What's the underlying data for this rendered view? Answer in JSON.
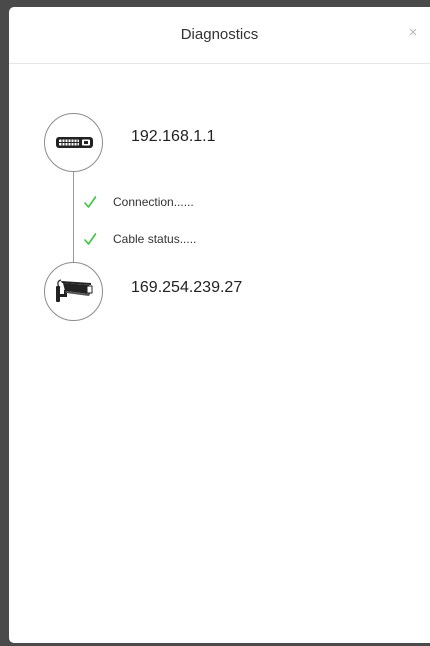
{
  "dialog": {
    "title": "Diagnostics",
    "close_glyph": "×"
  },
  "source": {
    "icon": "network-switch-icon",
    "ip": "192.168.1.1"
  },
  "steps": [
    {
      "icon": "check-icon",
      "label": "Connection......",
      "status": "ok"
    },
    {
      "icon": "check-icon",
      "label": "Cable status.....",
      "status": "ok"
    }
  ],
  "target": {
    "icon": "camera-icon",
    "ip": "169.254.239.27"
  },
  "colors": {
    "check": "#3cc33c",
    "line": "#9a9a9a"
  }
}
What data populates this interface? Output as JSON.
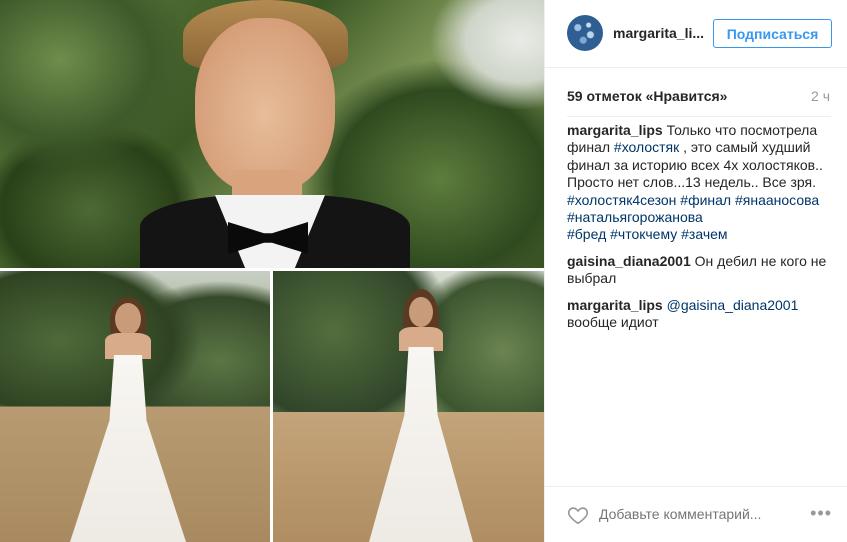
{
  "post": {
    "username": "margarita_li...",
    "follow_label": "Подписаться",
    "likes": "59 отметок «Нравится»",
    "time": "2 ч"
  },
  "comments": [
    {
      "user": "margarita_lips",
      "lines": [
        [
          {
            "t": "Только что посмотрела",
            "tag": false
          }
        ],
        [
          {
            "t": "финал ",
            "tag": false
          },
          {
            "t": "#холостяк",
            "tag": true
          },
          {
            "t": " , это самый худший",
            "tag": false
          }
        ],
        [
          {
            "t": "финал за историю всех 4х холостяков..",
            "tag": false
          }
        ],
        [
          {
            "t": "Просто нет слов...13 недель.. Все зря.",
            "tag": false
          }
        ],
        [
          {
            "t": "#холостяк4сезон",
            "tag": true
          },
          {
            "t": " ",
            "tag": false
          },
          {
            "t": "#финал",
            "tag": true
          },
          {
            "t": " ",
            "tag": false
          },
          {
            "t": "#янааносова",
            "tag": true
          }
        ],
        [
          {
            "t": "#натальягорожанова",
            "tag": true
          }
        ],
        [
          {
            "t": "#бред",
            "tag": true
          },
          {
            "t": " ",
            "tag": false
          },
          {
            "t": "#чтокчему",
            "tag": true
          },
          {
            "t": " ",
            "tag": false
          },
          {
            "t": "#зачем",
            "tag": true
          }
        ]
      ]
    },
    {
      "user": "gaisina_diana2001",
      "lines": [
        [
          {
            "t": "Он дебил не кого не",
            "tag": false
          }
        ],
        [
          {
            "t": "выбрал",
            "tag": false
          }
        ]
      ]
    },
    {
      "user": "margarita_lips",
      "lines": [
        [
          {
            "t": "@gaisina_diana2001",
            "tag": true
          }
        ],
        [
          {
            "t": "вообще идиот",
            "tag": false
          }
        ]
      ]
    }
  ],
  "add_comment": {
    "placeholder": "Добавьте комментарий...",
    "more_label": "•••"
  },
  "icons": {
    "like": "heart-icon",
    "more": "more-options-icon",
    "avatar": "profile-avatar"
  },
  "colors": {
    "accent": "#3897f0",
    "hashtag": "#003569",
    "muted": "#999999",
    "text": "#262626"
  }
}
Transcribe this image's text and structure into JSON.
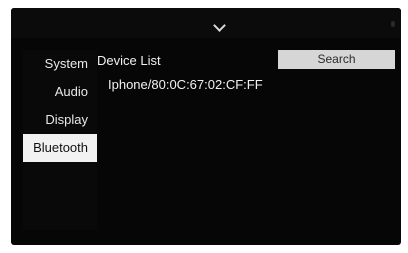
{
  "header": {
    "chevron_icon": "chevron-down-icon"
  },
  "sidebar": {
    "items": [
      {
        "label": "System",
        "active": false
      },
      {
        "label": "Audio",
        "active": false
      },
      {
        "label": "Display",
        "active": false
      },
      {
        "label": "Bluetooth",
        "active": true
      }
    ]
  },
  "main": {
    "title": "Device List",
    "search_label": "Search",
    "devices": [
      "Iphone/80:0C:67:02:CF:FF"
    ]
  },
  "colors": {
    "screen_background": "#060606",
    "active_tab_background": "#f2f2f2",
    "search_button_background": "#d6d6d6",
    "text": "#f0f0f0"
  }
}
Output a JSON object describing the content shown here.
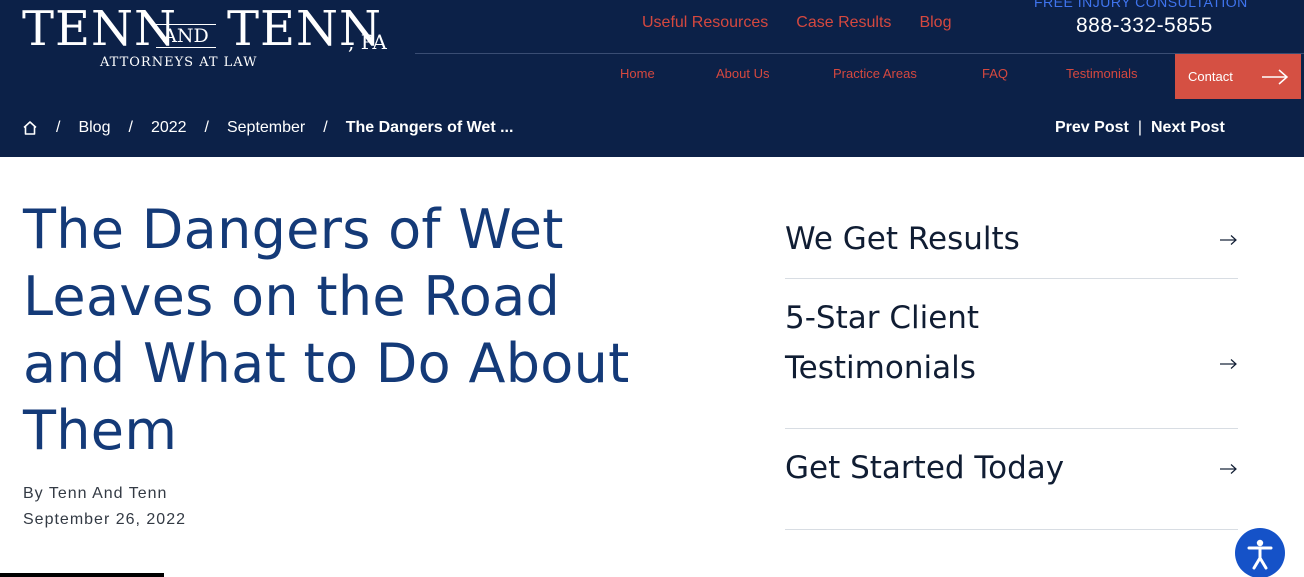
{
  "logo": {
    "word1": "TENN",
    "and": "AND",
    "word2": "TENN",
    "suffix": ", PA",
    "tagline": "ATTORNEYS AT LAW"
  },
  "top_links": [
    "Useful Resources",
    "Case Results",
    "Blog"
  ],
  "consultation": {
    "label": "FREE INJURY CONSULTATION",
    "phone": "888-332-5855"
  },
  "main_nav": [
    "Home",
    "About Us",
    "Practice Areas",
    "FAQ",
    "Testimonials"
  ],
  "contact_label": "Contact",
  "breadcrumb": {
    "items": [
      "Blog",
      "2022",
      "September"
    ],
    "current": "The Dangers of Wet ...",
    "separator": "/"
  },
  "post_nav": {
    "prev": "Prev Post",
    "separator": "|",
    "next": "Next Post"
  },
  "article": {
    "title": "The Dangers of Wet Leaves on the Road and What to Do About Them",
    "author_line": "By Tenn And Tenn",
    "date": "September 26, 2022"
  },
  "side_links": [
    {
      "label": "We Get Results"
    },
    {
      "label": "5-Star Client Testimonials"
    },
    {
      "label": "Get Started Today"
    }
  ],
  "colors": {
    "header_bg": "#0c2148",
    "nav_link": "#d5483f",
    "contact_bg": "#d55043",
    "title": "#143a78",
    "consult_label": "#3f74ee",
    "accessibility": "#1552c8"
  },
  "icons": {
    "breadcrumb_home": "home-icon",
    "contact_arrow": "arrow-right-icon",
    "side_link_arrow": "arrow-right-icon",
    "accessibility": "accessibility-icon"
  }
}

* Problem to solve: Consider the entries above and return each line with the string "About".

* Task output:
    "About Us",
    "title": "The Dangers of Wet Leaves on the Road and What to Do About Them",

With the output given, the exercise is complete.